→ Problem: Reproduce every line that appears below, precisely and completely.

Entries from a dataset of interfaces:
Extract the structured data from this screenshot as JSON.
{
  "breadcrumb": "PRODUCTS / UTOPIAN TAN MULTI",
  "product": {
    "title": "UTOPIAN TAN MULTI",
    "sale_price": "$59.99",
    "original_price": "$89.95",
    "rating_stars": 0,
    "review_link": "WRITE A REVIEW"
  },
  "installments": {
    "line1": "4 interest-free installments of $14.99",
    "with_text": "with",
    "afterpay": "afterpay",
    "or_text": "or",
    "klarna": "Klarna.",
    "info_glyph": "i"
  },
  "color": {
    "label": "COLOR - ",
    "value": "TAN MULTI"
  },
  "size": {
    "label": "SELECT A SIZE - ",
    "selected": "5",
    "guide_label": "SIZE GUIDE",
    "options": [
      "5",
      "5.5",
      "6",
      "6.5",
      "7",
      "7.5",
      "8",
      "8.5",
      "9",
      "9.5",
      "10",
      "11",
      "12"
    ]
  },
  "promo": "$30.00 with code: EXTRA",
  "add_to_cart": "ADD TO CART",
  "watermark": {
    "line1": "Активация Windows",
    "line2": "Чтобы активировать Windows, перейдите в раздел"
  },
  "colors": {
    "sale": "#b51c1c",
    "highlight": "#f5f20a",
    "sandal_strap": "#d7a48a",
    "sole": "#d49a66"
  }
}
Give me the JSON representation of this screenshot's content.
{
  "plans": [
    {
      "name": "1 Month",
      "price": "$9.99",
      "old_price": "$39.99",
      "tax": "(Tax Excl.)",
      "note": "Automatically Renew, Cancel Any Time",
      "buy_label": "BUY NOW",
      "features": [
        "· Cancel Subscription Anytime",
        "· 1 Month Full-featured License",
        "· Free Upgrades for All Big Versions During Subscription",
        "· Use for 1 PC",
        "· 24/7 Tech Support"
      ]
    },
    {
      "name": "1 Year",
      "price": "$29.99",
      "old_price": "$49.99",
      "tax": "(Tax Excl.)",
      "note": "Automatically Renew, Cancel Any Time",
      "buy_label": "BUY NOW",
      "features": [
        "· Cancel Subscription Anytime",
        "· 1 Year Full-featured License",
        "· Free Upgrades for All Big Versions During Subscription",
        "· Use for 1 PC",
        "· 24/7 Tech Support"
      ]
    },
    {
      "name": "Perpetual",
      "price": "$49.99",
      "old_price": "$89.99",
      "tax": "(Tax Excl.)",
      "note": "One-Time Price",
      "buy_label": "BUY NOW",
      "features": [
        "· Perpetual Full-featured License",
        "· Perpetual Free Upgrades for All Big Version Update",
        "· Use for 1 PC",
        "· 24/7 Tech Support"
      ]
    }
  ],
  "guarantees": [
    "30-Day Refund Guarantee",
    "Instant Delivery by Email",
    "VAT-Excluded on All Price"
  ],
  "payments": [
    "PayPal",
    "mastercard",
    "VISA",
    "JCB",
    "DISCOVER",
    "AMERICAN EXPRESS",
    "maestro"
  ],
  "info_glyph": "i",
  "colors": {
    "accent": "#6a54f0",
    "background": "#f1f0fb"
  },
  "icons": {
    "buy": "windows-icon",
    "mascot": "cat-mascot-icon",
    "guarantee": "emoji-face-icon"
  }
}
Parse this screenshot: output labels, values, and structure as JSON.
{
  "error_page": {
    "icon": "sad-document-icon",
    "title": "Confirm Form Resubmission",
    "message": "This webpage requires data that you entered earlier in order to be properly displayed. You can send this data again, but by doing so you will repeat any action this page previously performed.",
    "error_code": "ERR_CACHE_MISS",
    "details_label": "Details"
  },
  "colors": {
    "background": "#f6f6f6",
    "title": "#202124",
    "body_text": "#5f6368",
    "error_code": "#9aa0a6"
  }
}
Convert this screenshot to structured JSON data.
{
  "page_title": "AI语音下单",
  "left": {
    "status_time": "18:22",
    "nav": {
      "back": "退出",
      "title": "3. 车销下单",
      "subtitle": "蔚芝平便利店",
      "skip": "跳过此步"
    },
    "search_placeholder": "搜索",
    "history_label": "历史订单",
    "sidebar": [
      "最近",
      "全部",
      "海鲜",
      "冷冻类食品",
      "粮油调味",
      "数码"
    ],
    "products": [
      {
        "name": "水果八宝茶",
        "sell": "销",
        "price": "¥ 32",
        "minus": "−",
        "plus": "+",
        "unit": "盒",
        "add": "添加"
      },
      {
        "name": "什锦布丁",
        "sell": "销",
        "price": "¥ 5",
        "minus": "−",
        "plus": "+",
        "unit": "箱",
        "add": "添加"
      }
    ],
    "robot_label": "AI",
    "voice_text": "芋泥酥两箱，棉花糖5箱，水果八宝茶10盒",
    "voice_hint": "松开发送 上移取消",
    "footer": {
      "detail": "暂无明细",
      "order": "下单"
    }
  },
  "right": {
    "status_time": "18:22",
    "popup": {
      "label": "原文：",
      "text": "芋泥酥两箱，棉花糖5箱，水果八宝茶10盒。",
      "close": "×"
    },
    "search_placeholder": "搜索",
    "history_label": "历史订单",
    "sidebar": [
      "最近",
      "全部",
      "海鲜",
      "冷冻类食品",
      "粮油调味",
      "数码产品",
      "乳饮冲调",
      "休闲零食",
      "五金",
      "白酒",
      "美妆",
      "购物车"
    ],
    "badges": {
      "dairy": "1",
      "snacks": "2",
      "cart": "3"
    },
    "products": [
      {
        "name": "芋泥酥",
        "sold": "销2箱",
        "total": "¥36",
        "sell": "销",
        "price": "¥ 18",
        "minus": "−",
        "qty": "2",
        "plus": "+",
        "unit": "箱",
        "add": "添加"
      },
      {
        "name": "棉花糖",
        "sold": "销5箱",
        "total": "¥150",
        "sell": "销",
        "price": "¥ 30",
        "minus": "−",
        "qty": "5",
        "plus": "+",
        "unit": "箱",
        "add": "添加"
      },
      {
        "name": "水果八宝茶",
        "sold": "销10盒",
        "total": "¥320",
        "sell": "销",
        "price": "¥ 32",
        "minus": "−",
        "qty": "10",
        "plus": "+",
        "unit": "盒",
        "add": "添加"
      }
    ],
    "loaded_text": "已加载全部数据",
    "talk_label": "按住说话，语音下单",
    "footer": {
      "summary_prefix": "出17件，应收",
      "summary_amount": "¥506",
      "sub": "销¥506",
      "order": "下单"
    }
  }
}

→ Result of the exercise:
Extract the structured data from this screenshot as JSON.
{
  "breadcrumb": "PRODUCTS / UTOPIAN TAN MULTI",
  "product": {
    "title": "UTOPIAN TAN MULTI",
    "sale_price": "$59.99",
    "original_price": "$89.95",
    "rating_stars": 0,
    "review_link": "WRITE A REVIEW"
  },
  "installments": {
    "line1": "4 interest-free installments of $14.99",
    "with_text": "with",
    "afterpay": "afterpay",
    "or_text": "or",
    "klarna": "Klarna.",
    "info_glyph": "i"
  },
  "color": {
    "label": "COLOR - ",
    "value": "TAN MULTI"
  },
  "size": {
    "label": "SELECT A SIZE - ",
    "selected": "5",
    "guide_label": "SIZE GUIDE",
    "options": [
      "5",
      "5.5",
      "6",
      "6.5",
      "7",
      "7.5",
      "8",
      "8.5",
      "9",
      "9.5",
      "10",
      "11",
      "12"
    ]
  },
  "promo": "$30.00 with code: EXTRA",
  "add_to_cart": "ADD TO CART",
  "watermark": {
    "line1": "Активация Windows",
    "line2": "Чтобы активировать Windows, перейдите в раздел"
  },
  "colors": {
    "sale": "#b51c1c",
    "highlight": "#f5f20a",
    "sandal_strap": "#d7a48a",
    "sole": "#d49a66"
  }
}
Give me the JSON representation of this screenshot's content.
{
  "plans": [
    {
      "name": "1 Month",
      "price": "$9.99",
      "old_price": "$39.99",
      "tax": "(Tax Excl.)",
      "note": "Automatically Renew, Cancel Any Time",
      "buy_label": "BUY NOW",
      "features": [
        "· Cancel Subscription Anytime",
        "· 1 Month Full-featured License",
        "· Free Upgrades for All Big Versions During Subscription",
        "· Use for 1 PC",
        "· 24/7 Tech Support"
      ]
    },
    {
      "name": "1 Year",
      "price": "$29.99",
      "old_price": "$49.99",
      "tax": "(Tax Excl.)",
      "note": "Automatically Renew, Cancel Any Time",
      "buy_label": "BUY NOW",
      "features": [
        "· Cancel Subscription Anytime",
        "· 1 Year Full-featured License",
        "· Free Upgrades for All Big Versions During Subscription",
        "· Use for 1 PC",
        "· 24/7 Tech Support"
      ]
    },
    {
      "name": "Perpetual",
      "price": "$49.99",
      "old_price": "$89.99",
      "tax": "(Tax Excl.)",
      "note": "One-Time Price",
      "buy_label": "BUY NOW",
      "features": [
        "· Perpetual Full-featured License",
        "· Perpetual Free Upgrades for All Big Version Update",
        "· Use for 1 PC",
        "· 24/7 Tech Support"
      ]
    }
  ],
  "guarantees": [
    "30-Day Refund Guarantee",
    "Instant Delivery by Email",
    "VAT-Excluded on All Price"
  ],
  "payments": [
    "PayPal",
    "mastercard",
    "VISA",
    "JCB",
    "DISCOVER",
    "AMERICAN EXPRESS",
    "maestro"
  ],
  "info_glyph": "i",
  "colors": {
    "accent": "#6a54f0",
    "background": "#f1f0fb"
  },
  "icons": {
    "buy": "windows-icon",
    "mascot": "cat-mascot-icon",
    "guarantee": "emoji-face-icon"
  }
}
Parse this screenshot: output labels, values, and structure as JSON.
{
  "error_page": {
    "icon": "sad-document-icon",
    "title": "Confirm Form Resubmission",
    "message": "This webpage requires data that you entered earlier in order to be properly displayed. You can send this data again, but by doing so you will repeat any action this page previously performed.",
    "error_code": "ERR_CACHE_MISS",
    "details_label": "Details"
  },
  "colors": {
    "background": "#f6f6f6",
    "title": "#202124",
    "body_text": "#5f6368",
    "error_code": "#9aa0a6"
  }
}
Convert this screenshot to structured JSON data.
{
  "page_title": "AI语音下单",
  "left": {
    "status_time": "18:22",
    "nav": {
      "back": "退出",
      "title": "3. 车销下单",
      "subtitle": "蔚芝平便利店",
      "skip": "跳过此步"
    },
    "search_placeholder": "搜索",
    "history_label": "历史订单",
    "sidebar": [
      "最近",
      "全部",
      "海鲜",
      "冷冻类食品",
      "粮油调味",
      "数码"
    ],
    "products": [
      {
        "name": "水果八宝茶",
        "sell": "销",
        "price": "¥ 32",
        "minus": "−",
        "plus": "+",
        "unit": "盒",
        "add": "添加"
      },
      {
        "name": "什锦布丁",
        "sell": "销",
        "price": "¥ 5",
        "minus": "−",
        "plus": "+",
        "unit": "箱",
        "add": "添加"
      }
    ],
    "robot_label": "AI",
    "voice_text": "芋泥酥两箱，棉花糖5箱，水果八宝茶10盒",
    "voice_hint": "松开发送 上移取消",
    "footer": {
      "detail": "暂无明细",
      "order": "下单"
    }
  },
  "right": {
    "status_time": "18:22",
    "popup": {
      "label": "原文：",
      "text": "芋泥酥两箱，棉花糖5箱，水果八宝茶10盒。",
      "close": "×"
    },
    "search_placeholder": "搜索",
    "history_label": "历史订单",
    "sidebar": [
      "最近",
      "全部",
      "海鲜",
      "冷冻类食品",
      "粮油调味",
      "数码产品",
      "乳饮冲调",
      "休闲零食",
      "五金",
      "白酒",
      "美妆",
      "购物车"
    ],
    "badges": {
      "dairy": "1",
      "snacks": "2",
      "cart": "3"
    },
    "products": [
      {
        "name": "芋泥酥",
        "sold": "销2箱",
        "total": "¥36",
        "sell": "销",
        "price": "¥ 18",
        "minus": "−",
        "qty": "2",
        "plus": "+",
        "unit": "箱",
        "add": "添加"
      },
      {
        "name": "棉花糖",
        "sold": "销5箱",
        "total": "¥150",
        "sell": "销",
        "price": "¥ 30",
        "minus": "−",
        "qty": "5",
        "plus": "+",
        "unit": "箱",
        "add": "添加"
      },
      {
        "name": "水果八宝茶",
        "sold": "销10盒",
        "total": "¥320",
        "sell": "销",
        "price": "¥ 32",
        "minus": "−",
        "qty": "10",
        "plus": "+",
        "unit": "盒",
        "add": "添加"
      }
    ],
    "loaded_text": "已加载全部数据",
    "talk_label": "按住说话，语音下单",
    "footer": {
      "summary_prefix": "出17件，应收",
      "summary_amount": "¥506",
      "sub": "销¥506",
      "order": "下单"
    }
  }
}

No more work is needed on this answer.